Below we discuss the 3 biggest work stressors and what to do about them.
1. Conflict stress
Conflict stress or the stress of not belonging or being accepted into a group is one of the major work stressors. It is just natural for a person to feel wanted and accepted by his peers. Think of it this way; you don’t get along with one of your team members who is quite popular among your other workmates. Whenever you’re with this group, you’re bound to feel nervous and insecure. This is stress that affects the quality of your work as well as your working relationships.
You need to learn effective conflict resolution skills so that you can manage conflict stress as soon as it rears its ugly head. The best way to do that is to talk it out with your “foe”, find common ground and settle. Also, realize that there is a difference between group conflict and individual conflict. Both these work stressors will need to be dealt with differently.
2. Stress caused by change
Some people like change, they get bored easily and like to mix it up. But the majority of people are inherently scared of change. Amazingly, stress caused by change is one of the more common work stressors that people deal with. Changing departments, bosses, policies, transfer to a new city, even promotions, can cause stress.
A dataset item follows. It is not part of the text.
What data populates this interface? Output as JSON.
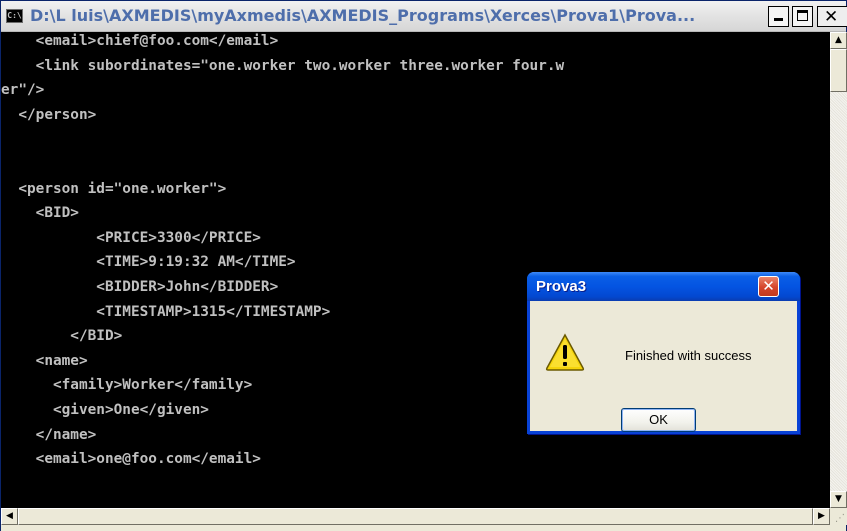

What is it that causes stress in such circumstances? It’s probably the fact that you are so familiar and used to your work environment than any change makes you stress out since it takes you out of your comfort zone. You just don’t want to refamiliarize yourself with everything you’ve been taking for granted.
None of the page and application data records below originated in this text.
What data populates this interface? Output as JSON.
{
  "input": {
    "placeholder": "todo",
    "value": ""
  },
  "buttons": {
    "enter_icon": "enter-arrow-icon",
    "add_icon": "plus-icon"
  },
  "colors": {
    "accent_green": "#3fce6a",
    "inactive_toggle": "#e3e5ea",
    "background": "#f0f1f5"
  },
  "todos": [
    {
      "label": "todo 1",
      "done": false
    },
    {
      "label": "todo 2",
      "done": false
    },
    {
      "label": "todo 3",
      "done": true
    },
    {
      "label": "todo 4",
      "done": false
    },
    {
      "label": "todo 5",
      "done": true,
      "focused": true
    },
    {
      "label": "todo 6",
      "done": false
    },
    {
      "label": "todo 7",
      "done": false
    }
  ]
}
So what to do about this? Channel your mind to focus on how the change will benefit you and your organization. Try to do a pros and cons list with the focus being on pros. If that doesn’t work, talk to someone who buys into the change, understand their point of view. This should help you deal and make it a less stressful situation for you.
3. Performance stress
Employees are always faced with difficult circumstances that may lead to stress. Sometimes you feel like no matter what you do, how well you perform, it’s never good enough for advancement. At other times, you’re scared that you may be found out for not really being as skilled as others believe you to be. All this results is in frustration and fear which in turn means more stress for you.
Most of the time, these type of work stressors are present persistently. If you’re unsatisfied with your career progression or insecure of yourself, these aren’t things that go away easily. There is not much you can do about them other than to quit or learn to manage stress. To manage the stress created by these work stressors, you need to be in a position to anticipate what they’re going to do to you physically and mentally. Are you going to feel depressed and go into a shell? Maybe binge eat?
Don’t let the pressure of work develop into stress. Try to understand the signals that your mind and body send you when under stress. Manage those situations.